By Bryson David Hoff
There’s no way around it: Zoom theatre is not a substitute for the real thing. It is an art form of necessity, allowing companies to put out something to keep its audience engaged during this challenging period of time where live theatre is forced to take a break. It is hard to conceive of a Zoom production that would be of comparable quality to a stage show. In view of this, reviewing a Zoom production like Strawdog’s Zoom-ified version of its perennial adaptation of Hershel and the Hanukkah Goblins presents a challenge, as the shortcomings of the medium are pretty much immutable and can become frustrating for an audience that, after eight months of no live entertainment, is anxious for some kind of return to normalcy. As such, it becomes hard to call this production “good,” but it’s unfair to call it “bad” either. It’s simply the best we can hope for until the vaccine has proliferated enough for us to have the real thing back.
Based on Erik Kimmel’s classic children’s book, the play is an allegorical fable about Jewish identity in the face of oppression. Hershel (Rebecca Keeshin) arrives in a new town on the first night of Hanukkah and learns that the townspeople are prevented from celebrating by the villainous goblins that haunt the old synagogue. He takes up the challenge of spending the entire festival inside of the synagogue and each night defending the menorah from being extinguished by the supernatural beings.
For those who may have caught the stage show in previous years, Keeshin plays a very different Hershel and her choices are clearly tailored to the Zoom medium. With audience interaction, a major element of the script, limited to the chat function, she must provide more of the energy and enthusiasm than her predecessors in the role. Her Hershel is bubbly and has a decidedly “old-school kids show” energy. This works for her, though, and does not detract from the more serious moments in the story.

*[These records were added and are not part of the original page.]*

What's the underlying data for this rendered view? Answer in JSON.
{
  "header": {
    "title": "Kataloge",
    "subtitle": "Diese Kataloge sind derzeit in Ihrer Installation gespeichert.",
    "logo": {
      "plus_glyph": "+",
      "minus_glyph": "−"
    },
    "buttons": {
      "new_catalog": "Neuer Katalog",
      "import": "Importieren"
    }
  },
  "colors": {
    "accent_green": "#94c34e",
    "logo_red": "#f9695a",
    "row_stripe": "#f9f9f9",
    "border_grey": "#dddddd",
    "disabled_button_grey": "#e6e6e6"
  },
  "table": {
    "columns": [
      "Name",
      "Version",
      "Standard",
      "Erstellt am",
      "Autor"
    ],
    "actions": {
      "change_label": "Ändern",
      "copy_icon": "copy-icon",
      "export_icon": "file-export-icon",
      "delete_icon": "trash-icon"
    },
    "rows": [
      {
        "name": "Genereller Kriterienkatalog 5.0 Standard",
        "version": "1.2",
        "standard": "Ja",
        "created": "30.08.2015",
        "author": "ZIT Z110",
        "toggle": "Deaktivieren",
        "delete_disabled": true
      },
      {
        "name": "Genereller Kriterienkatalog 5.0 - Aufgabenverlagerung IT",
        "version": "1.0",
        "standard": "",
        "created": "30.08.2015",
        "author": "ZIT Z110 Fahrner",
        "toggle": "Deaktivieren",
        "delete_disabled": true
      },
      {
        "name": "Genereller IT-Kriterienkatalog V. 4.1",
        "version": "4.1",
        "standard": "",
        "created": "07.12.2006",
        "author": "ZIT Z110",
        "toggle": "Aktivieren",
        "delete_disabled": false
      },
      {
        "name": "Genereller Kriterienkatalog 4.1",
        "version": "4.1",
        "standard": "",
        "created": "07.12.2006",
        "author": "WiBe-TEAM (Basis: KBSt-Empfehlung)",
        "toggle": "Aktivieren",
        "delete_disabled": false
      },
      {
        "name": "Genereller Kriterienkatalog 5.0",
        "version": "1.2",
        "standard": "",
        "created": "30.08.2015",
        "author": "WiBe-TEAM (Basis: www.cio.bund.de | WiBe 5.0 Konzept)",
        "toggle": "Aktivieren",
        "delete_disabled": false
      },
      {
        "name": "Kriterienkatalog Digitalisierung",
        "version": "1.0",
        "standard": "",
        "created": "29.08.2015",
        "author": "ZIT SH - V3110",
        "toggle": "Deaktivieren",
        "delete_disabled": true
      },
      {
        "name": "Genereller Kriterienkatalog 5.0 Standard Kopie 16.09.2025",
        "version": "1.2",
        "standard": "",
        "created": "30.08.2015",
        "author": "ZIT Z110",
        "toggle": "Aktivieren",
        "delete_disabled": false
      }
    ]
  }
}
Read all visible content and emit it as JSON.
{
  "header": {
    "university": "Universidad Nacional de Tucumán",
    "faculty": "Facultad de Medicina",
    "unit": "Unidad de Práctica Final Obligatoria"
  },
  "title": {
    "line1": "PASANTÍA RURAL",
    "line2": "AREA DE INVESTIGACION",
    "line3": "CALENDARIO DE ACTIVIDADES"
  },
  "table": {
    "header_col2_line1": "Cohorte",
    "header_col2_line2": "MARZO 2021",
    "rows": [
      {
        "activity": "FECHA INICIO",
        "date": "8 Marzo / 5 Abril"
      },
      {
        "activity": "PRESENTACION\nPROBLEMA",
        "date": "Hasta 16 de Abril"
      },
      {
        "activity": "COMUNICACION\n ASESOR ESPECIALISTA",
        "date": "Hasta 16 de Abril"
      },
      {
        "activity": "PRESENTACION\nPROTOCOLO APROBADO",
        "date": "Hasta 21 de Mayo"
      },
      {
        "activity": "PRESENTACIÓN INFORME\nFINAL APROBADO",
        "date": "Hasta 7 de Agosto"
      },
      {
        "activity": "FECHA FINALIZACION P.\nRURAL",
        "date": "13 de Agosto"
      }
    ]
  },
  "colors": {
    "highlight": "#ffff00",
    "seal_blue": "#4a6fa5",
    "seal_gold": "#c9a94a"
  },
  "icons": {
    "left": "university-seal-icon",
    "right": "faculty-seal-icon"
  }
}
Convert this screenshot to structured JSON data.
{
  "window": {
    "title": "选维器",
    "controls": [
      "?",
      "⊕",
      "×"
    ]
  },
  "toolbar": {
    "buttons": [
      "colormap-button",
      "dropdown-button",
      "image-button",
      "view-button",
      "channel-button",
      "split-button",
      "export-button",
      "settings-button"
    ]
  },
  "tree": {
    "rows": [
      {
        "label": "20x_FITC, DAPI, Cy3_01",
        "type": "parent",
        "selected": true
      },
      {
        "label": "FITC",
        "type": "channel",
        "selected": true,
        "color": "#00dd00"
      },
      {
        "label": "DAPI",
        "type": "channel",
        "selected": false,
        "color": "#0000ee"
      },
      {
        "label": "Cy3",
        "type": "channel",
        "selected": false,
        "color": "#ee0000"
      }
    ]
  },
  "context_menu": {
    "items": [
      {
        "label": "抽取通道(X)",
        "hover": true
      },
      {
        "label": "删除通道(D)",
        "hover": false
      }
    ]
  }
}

The use of intentionally simplistic props, realized by designer Manny Ortiz as mostly cardboard cutouts, is effective. By making the props simple enough to make multiples to ship to the scattered performers, Ortiz’s props can be “passed” from actor to actor through their screens, which, while a pretty basic effect, is still very entertaining to see. This awareness of the artificiality of performing a play through a video chat is a source of comedy that more Zoom performances would do well to mine.
The musical elements of the show, however, do not translate as well to the medium. To be clear, the performers’ musical talents are absolutely equal to their roles, however the fact that the Zoom software was not built to accommodate multiple people making sound at the same time makes ensemble singing impossible. This ends up sucking a lot of the life out of the songs and making some of them drag in a way that they don’t in the stage show, as instead of the whole cast singing at once, they instead each take a verse. This coupled with the fact that the music is not intrinsically tied to the plot starts to beg the question of whether excluding it from this imagining wouldn’t have been to the benefit of the show.
So, when looked at as a whole, is Hershel and the Hanukkah Goblins’s translation to virtual theatre successful? The answer is “About as successful as anything written for a theatre stage could be in this form.” As of this writing, experts predict that the COVID-19 vaccine will have proliferated enough that gatherings like live theatre may be able to resume by late spring/early summer 2021. Whether this timeline proves accurate or not, it’s pretty obvious that the end of the pandemic is in sight and, with it, almost certainly the end of Zoom as a medium for theatrical entertainment. As with so many things born of the pandemic, it will not be missed. While it’s by no means perfect, nothing that is wrong with Hershel and the Hanukkah Goblins is the fault of any of the creatives involved. Rather, like so many things in this wasteland of a year, this year’s incarnation has simply been tainted by the ongoing pandemic. But we know that we just have to make it through this winter and, G-d willing, next year we’ll be able to return to a world where we can enjoy the things we love with the people we love. Which, in a way, is a very appropriate mindset to take away from a Hanukkah story.
Strawdog Theatre Company presents “Hershel and the Hanukkah Goblins” through December 20. More information and tickets are available here.